How to File Taxes as a Full-Time High School Student

From fast-food restaurants to service stations to supermarkets to car wash establishments, high school students are seen working hard to earn some money for myriad reasons including to pay for college, help the family or simply have some cash to spend. The vast majority of high school students have yet to reach the age of majority. Under the law, they are minors and subject to the jurisdiction of parents or guardians.

Although this may seem to disqualify them as taxpayers, many can and do collect wages with taxes withheld. The best way to file taxes as a student is predicated on income, age and dependency status.

Are High Schoolers Children Under the Law?

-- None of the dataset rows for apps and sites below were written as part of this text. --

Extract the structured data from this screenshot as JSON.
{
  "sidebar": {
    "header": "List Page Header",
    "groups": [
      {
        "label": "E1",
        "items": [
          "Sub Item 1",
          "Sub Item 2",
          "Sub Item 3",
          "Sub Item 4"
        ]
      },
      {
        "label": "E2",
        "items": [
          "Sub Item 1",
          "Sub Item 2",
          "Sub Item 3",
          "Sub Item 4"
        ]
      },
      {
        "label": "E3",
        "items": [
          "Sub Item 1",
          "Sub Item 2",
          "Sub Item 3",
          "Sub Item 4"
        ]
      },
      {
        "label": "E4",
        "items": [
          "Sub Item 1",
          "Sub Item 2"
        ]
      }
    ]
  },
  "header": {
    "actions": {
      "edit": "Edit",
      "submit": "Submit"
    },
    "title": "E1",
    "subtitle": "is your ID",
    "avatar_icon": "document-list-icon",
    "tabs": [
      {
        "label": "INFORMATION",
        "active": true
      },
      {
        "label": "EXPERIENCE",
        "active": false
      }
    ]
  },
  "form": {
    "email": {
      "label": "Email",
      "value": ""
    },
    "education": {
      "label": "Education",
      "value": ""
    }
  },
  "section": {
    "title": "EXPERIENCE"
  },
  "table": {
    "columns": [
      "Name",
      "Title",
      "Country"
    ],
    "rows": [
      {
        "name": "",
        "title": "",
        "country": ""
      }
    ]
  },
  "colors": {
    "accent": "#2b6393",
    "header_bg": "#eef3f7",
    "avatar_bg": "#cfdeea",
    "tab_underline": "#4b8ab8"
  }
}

While 18 years of age is generally considered the legal threshold between childhood and adulthood, the law is not always so black and white. Criminal law agencies in several states have prosecuted 16- and 17-year-old offenders as adults in many instances. In terms of working, federal labor law allows anyone 14 or older to have a job but one must be at least 16 to work full-time. It is safe to say, then, that high school students can earn their own money and the government can take a piece of it.

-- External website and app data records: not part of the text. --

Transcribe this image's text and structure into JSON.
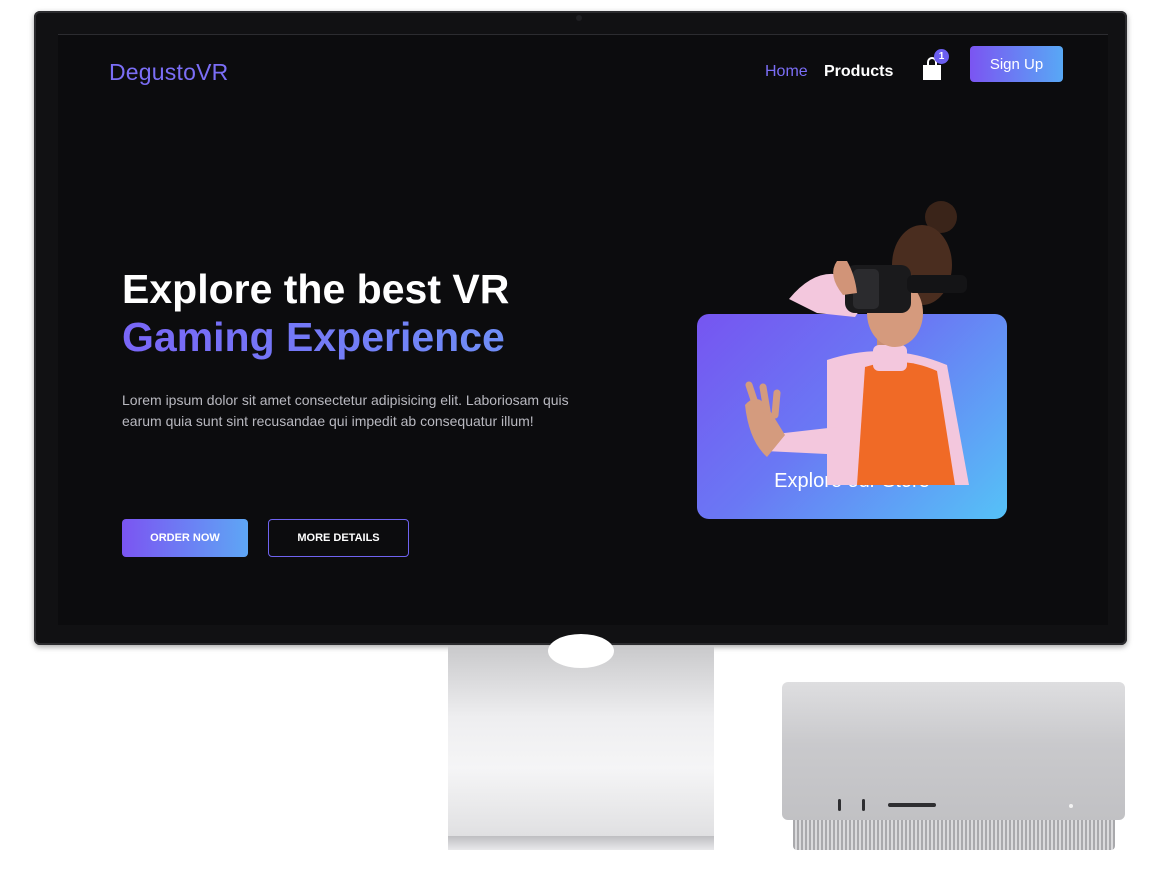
{
  "nav": {
    "brand": "DegustoVR",
    "links": [
      {
        "label": "Home",
        "active": true
      },
      {
        "label": "Products",
        "active": false
      }
    ],
    "cart_count": "1",
    "signup_label": "Sign Up",
    "cart_icon": "shopping-bag-icon"
  },
  "hero": {
    "title_line1": "Explore the best VR",
    "title_line2": "Gaming Experience",
    "description": "Lorem ipsum dolor sit amet consectetur adipisicing elit. Laboriosam quis earum quia sunt sint recusandae qui impedit ab consequatur illum!",
    "order_button": "ORDER NOW",
    "details_button": "MORE DETAILS"
  },
  "store_card": {
    "label": "Explore our Store"
  },
  "colors": {
    "accent": "#7b6ef6",
    "background": "#0c0c0e",
    "gradient_start": "#7655f1",
    "gradient_end": "#55c2f7"
  }
}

How Many High Schoolers Work in the U.S.?

While teens don’t participate in the labor force as much as they used to, roughly one out of every three teens between 16-19 years old are employed, and that doesn’t count informal work where people work in family businesses and don’t receive a paycheck. This has changed.

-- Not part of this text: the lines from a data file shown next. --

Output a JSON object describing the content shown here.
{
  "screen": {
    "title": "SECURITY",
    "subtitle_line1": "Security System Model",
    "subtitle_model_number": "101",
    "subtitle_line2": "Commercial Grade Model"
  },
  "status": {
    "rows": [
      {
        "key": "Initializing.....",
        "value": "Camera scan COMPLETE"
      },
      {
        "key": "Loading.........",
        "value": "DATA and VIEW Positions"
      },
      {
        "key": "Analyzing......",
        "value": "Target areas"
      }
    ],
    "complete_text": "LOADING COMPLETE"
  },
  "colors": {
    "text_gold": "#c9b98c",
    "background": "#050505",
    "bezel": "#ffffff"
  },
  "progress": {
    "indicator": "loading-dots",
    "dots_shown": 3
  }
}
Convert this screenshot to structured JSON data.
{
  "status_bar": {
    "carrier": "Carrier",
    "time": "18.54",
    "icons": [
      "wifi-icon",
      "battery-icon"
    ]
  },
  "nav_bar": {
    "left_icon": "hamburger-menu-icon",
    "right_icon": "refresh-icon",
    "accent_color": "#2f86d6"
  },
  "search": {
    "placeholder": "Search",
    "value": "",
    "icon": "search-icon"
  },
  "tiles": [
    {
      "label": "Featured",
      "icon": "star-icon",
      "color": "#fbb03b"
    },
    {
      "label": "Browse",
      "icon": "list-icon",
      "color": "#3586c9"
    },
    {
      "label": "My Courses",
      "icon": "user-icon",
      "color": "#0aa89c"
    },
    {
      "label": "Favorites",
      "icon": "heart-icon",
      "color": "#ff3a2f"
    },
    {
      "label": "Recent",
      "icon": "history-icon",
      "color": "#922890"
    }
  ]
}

Previously, more young students would work full-time and part-time jobs. Now, many don’t even work during the summer holiday season. There are a variety of reasons for the drop, but the biggest one would be that students don’t have much time for work after studying and extra-curricular activities.

Is Filing Mandatory or Optional for Teens?

The rules applied to filing taxes for high school students turn on a few key factors. First is the matter of the standard deduction. For tax year 2021, the standard deduction is ​$12,550​ for non-dependents but only ​$1,100​ for those requiring parental support. If a student's annual wages fall below that figure, there is no need to file any return.

Another variable is whether the student is working as an employee or an independent contractor. If the latter, it does not matter how much was garnered during the tax year – the student is classified as self-employed so they must pay the self-employment tax that helps fund Social Security and Medicare.

Always Better to File

Since nothing is withheld from an independent vendor's pay, there is always something owed at tax time. That said, if the self-employed student is under 18, he or she bears no responsibility for either Social Security or Medicare. A newspaper carrier or distribution agent, then, is not responsible for filing.

One more qualification, investment income is taxable no matter what the age. If there is any question, it is always better to file.

How to File Taxes as Students

Most high school youths will use the standard 1040 form. Again, however, if working as an independent contractor, they must do some extra work and file with Schedule C attached to the 1040 form.

Earners of relatively low income can e-file for free on an IRS partner website. Hard copy forms are normally available at local public libraries if that is the preferable manner of filing. Online filing is usually faster, but the IRS is equipped to process either submission.